_Given data_
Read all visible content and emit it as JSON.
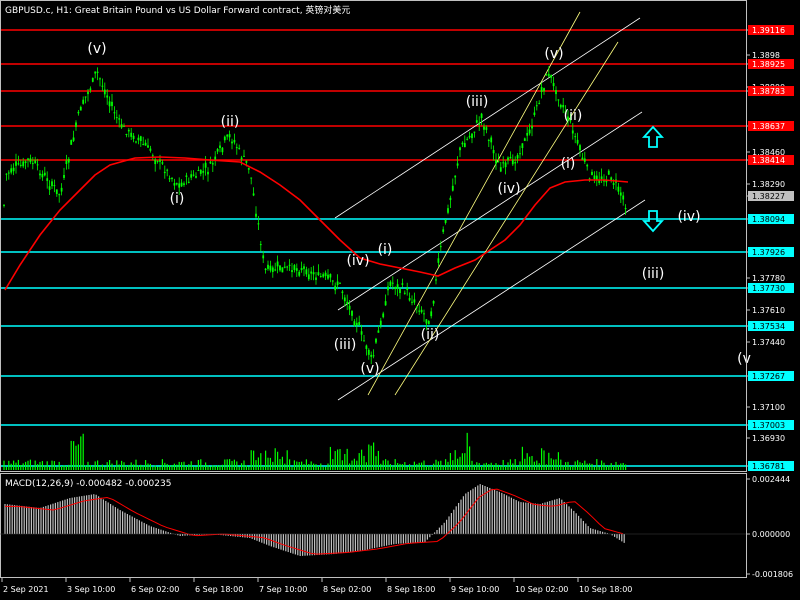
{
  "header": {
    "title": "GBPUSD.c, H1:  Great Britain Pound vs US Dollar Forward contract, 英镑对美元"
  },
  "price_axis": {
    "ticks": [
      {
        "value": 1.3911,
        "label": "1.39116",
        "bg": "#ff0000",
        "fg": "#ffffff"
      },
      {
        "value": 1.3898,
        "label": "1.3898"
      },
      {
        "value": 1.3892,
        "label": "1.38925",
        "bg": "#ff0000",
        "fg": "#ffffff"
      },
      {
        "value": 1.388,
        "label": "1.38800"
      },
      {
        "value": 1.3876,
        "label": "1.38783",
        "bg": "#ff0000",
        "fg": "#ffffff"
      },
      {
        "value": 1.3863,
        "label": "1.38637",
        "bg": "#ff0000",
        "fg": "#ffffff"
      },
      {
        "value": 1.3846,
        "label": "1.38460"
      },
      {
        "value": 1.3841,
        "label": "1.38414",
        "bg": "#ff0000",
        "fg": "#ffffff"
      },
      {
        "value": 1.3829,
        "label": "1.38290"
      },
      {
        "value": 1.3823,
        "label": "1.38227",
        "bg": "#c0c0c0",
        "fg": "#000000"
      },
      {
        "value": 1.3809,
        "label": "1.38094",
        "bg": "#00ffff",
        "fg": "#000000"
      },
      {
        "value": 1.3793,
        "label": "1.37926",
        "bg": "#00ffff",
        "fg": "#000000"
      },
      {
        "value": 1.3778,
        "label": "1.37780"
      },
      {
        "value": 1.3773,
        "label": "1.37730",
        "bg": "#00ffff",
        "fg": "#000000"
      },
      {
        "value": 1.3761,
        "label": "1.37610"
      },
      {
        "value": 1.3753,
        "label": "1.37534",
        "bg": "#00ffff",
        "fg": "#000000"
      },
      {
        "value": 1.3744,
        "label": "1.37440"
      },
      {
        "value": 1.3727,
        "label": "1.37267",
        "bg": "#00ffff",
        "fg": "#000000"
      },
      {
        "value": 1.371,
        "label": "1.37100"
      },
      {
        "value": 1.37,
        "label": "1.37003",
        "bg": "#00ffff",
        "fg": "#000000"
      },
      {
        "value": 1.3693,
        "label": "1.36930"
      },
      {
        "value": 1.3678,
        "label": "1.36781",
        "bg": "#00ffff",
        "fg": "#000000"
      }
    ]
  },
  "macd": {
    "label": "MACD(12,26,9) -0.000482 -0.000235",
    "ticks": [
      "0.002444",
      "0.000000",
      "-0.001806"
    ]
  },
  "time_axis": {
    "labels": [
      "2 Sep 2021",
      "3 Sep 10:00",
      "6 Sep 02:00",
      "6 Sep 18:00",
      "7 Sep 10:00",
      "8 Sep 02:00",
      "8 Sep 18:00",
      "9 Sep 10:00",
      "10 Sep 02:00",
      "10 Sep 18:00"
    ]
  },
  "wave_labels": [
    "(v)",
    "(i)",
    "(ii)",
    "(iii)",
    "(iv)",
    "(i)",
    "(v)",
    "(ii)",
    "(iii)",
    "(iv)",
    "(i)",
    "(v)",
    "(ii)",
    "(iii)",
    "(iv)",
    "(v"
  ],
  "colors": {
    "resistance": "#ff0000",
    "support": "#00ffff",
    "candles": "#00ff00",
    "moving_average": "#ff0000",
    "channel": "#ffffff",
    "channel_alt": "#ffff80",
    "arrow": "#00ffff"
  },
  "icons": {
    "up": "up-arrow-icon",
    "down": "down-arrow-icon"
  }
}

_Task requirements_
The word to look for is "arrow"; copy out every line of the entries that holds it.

_Exercise output_
    "arrow": "#00ffff"
    "up": "up-arrow-icon",
    "down": "down-arrow-icon"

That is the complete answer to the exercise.